(Stored data entries)

Content starts

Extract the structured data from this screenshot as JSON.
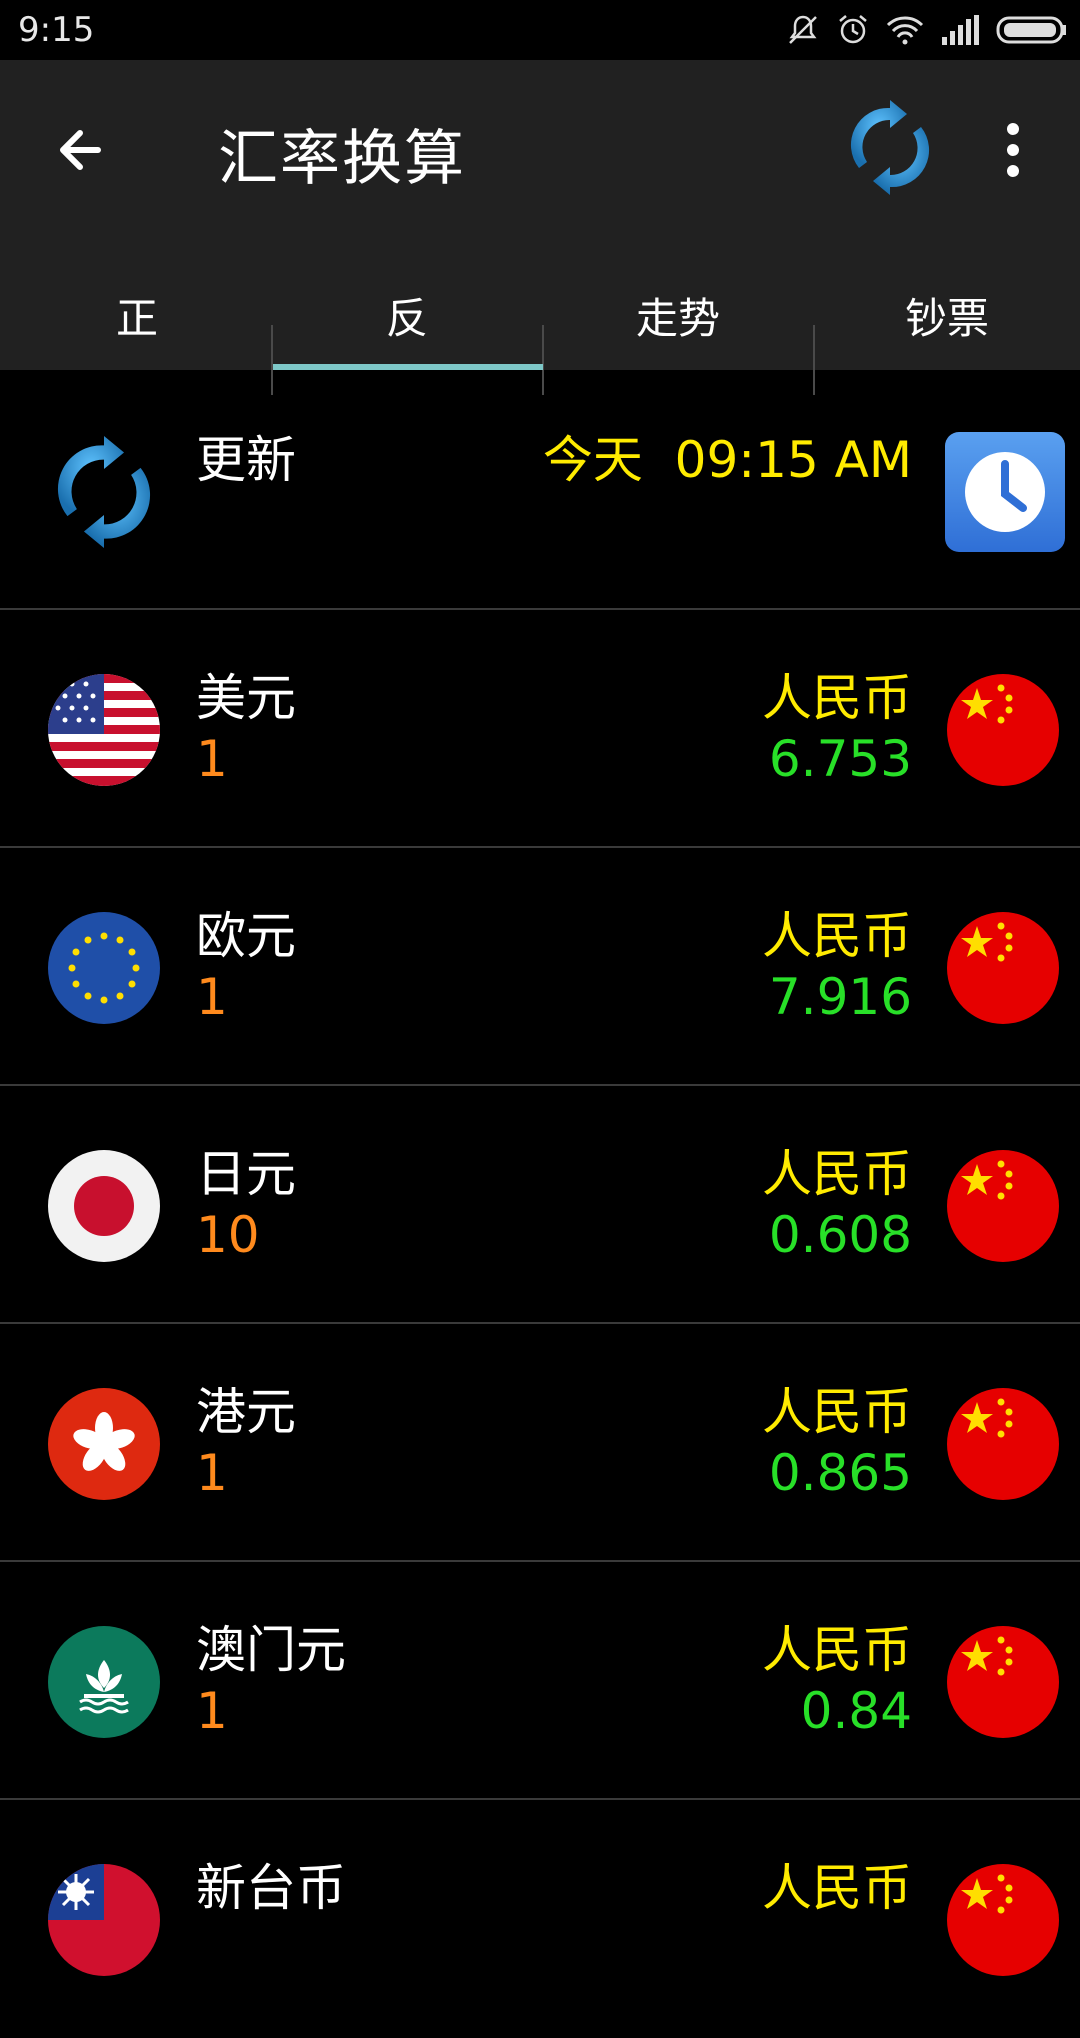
{
  "status_bar": {
    "time": "9:15"
  },
  "app_bar": {
    "title": "汇率换算"
  },
  "tabs": [
    {
      "label": "正"
    },
    {
      "label": "反"
    },
    {
      "label": "走势"
    },
    {
      "label": "钞票"
    }
  ],
  "selected_tab": "反",
  "update_row": {
    "label": "更新",
    "time_text": "今天  09:15 AM"
  },
  "rates": [
    {
      "name": "美元",
      "amount": "1",
      "target": "人民币",
      "value": "6.753",
      "flag_icon": "us-flag-icon"
    },
    {
      "name": "欧元",
      "amount": "1",
      "target": "人民币",
      "value": "7.916",
      "flag_icon": "eu-flag-icon"
    },
    {
      "name": "日元",
      "amount": "10",
      "target": "人民币",
      "value": "0.608",
      "flag_icon": "japan-flag-icon"
    },
    {
      "name": "港元",
      "amount": "1",
      "target": "人民币",
      "value": "0.865",
      "flag_icon": "hongkong-flag-icon"
    },
    {
      "name": "澳门元",
      "amount": "1",
      "target": "人民币",
      "value": "0.84",
      "flag_icon": "macau-flag-icon"
    },
    {
      "name": "新台币",
      "amount": "",
      "target": "人民币",
      "value": "",
      "flag_icon": "taiwan-flag-icon"
    }
  ],
  "colors": {
    "appbar_bg": "#212121",
    "tab_indicator": "#7ec8c8",
    "update_text": "#ffeb00",
    "target_text": "#ffeb00",
    "value_text": "#28e028",
    "amount_text": "#ff8a1d"
  }
}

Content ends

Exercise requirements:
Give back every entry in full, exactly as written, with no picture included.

Answer for the task:
Extract the structured data from this screenshot as JSON.
{
  "status_bar": {
    "time": "9:15"
  },
  "app_bar": {
    "title": "汇率换算"
  },
  "tabs": [
    {
      "label": "正"
    },
    {
      "label": "反"
    },
    {
      "label": "走势"
    },
    {
      "label": "钞票"
    }
  ],
  "selected_tab": "反",
  "update_row": {
    "label": "更新",
    "time_text": "今天  09:15 AM"
  },
  "rates": [
    {
      "name": "美元",
      "amount": "1",
      "target": "人民币",
      "value": "6.753",
      "flag_icon": "us-flag-icon"
    },
    {
      "name": "欧元",
      "amount": "1",
      "target": "人民币",
      "value": "7.916",
      "flag_icon": "eu-flag-icon"
    },
    {
      "name": "日元",
      "amount": "10",
      "target": "人民币",
      "value": "0.608",
      "flag_icon": "japan-flag-icon"
    },
    {
      "name": "港元",
      "amount": "1",
      "target": "人民币",
      "value": "0.865",
      "flag_icon": "hongkong-flag-icon"
    },
    {
      "name": "澳门元",
      "amount": "1",
      "target": "人民币",
      "value": "0.84",
      "flag_icon": "macau-flag-icon"
    },
    {
      "name": "新台币",
      "amount": "",
      "target": "人民币",
      "value": "",
      "flag_icon": "taiwan-flag-icon"
    }
  ],
  "colors": {
    "appbar_bg": "#212121",
    "tab_indicator": "#7ec8c8",
    "update_text": "#ffeb00",
    "target_text": "#ffeb00",
    "value_text": "#28e028",
    "amount_text": "#ff8a1d"
  }
}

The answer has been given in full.